* _Task directions_
Every line of the listing must be repeated exactly.

* _Records supplied_
[Start of section]

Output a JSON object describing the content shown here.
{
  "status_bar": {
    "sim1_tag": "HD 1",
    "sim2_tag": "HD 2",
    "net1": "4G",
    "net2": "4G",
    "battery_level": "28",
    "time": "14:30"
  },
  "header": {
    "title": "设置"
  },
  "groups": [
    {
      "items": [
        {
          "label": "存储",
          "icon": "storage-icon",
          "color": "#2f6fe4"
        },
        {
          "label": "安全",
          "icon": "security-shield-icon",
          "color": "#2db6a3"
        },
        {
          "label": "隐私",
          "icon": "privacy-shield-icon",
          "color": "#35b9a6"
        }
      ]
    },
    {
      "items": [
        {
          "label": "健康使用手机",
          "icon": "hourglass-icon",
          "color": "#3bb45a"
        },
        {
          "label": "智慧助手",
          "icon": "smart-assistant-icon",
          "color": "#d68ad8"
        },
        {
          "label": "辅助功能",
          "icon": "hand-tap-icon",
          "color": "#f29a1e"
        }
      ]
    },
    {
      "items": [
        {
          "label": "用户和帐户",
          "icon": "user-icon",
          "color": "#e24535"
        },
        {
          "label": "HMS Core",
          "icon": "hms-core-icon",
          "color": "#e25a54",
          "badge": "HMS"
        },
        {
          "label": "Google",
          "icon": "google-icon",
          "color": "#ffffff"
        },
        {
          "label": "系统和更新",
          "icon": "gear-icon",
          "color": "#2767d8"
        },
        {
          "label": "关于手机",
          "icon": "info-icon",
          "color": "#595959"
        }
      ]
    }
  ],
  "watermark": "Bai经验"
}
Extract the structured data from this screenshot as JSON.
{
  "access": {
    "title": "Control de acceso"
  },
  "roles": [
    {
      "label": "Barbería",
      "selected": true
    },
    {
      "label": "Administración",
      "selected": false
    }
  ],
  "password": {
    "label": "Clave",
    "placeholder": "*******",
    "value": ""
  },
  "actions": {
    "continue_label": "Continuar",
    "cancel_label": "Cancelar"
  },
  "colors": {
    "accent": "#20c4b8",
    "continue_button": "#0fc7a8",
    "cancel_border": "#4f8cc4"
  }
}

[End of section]

* _Reply_
Output a JSON object describing the content shown here.
{
  "status_bar": {
    "sim1_tag": "HD 1",
    "sim2_tag": "HD 2",
    "net1": "4G",
    "net2": "4G",
    "battery_level": "28",
    "time": "14:30"
  },
  "header": {
    "title": "设置"
  },
  "groups": [
    {
      "items": [
        {
          "label": "存储",
          "icon": "storage-icon",
          "color": "#2f6fe4"
        },
        {
          "label": "安全",
          "icon": "security-shield-icon",
          "color": "#2db6a3"
        },
        {
          "label": "隐私",
          "icon": "privacy-shield-icon",
          "color": "#35b9a6"
        }
      ]
    },
    {
      "items": [
        {
          "label": "健康使用手机",
          "icon": "hourglass-icon",
          "color": "#3bb45a"
        },
        {
          "label": "智慧助手",
          "icon": "smart-assistant-icon",
          "color": "#d68ad8"
        },
        {
          "label": "辅助功能",
          "icon": "hand-tap-icon",
          "color": "#f29a1e"
        }
      ]
    },
    {
      "items": [
        {
          "label": "用户和帐户",
          "icon": "user-icon",
          "color": "#e24535"
        },
        {
          "label": "HMS Core",
          "icon": "hms-core-icon",
          "color": "#e25a54",
          "badge": "HMS"
        },
        {
          "label": "Google",
          "icon": "google-icon",
          "color": "#ffffff"
        },
        {
          "label": "系统和更新",
          "icon": "gear-icon",
          "color": "#2767d8"
        },
        {
          "label": "关于手机",
          "icon": "info-icon",
          "color": "#595959"
        }
      ]
    }
  ],
  "watermark": "Bai经验"
}
Extract the structured data from this screenshot as JSON.
{
  "access": {
    "title": "Control de acceso"
  },
  "roles": [
    {
      "label": "Barbería",
      "selected": true
    },
    {
      "label": "Administración",
      "selected": false
    }
  ],
  "password": {
    "label": "Clave",
    "placeholder": "*******",
    "value": ""
  },
  "actions": {
    "continue_label": "Continuar",
    "cancel_label": "Cancelar"
  },
  "colors": {
    "accent": "#20c4b8",
    "continue_button": "#0fc7a8",
    "cancel_border": "#4f8cc4"
  }
}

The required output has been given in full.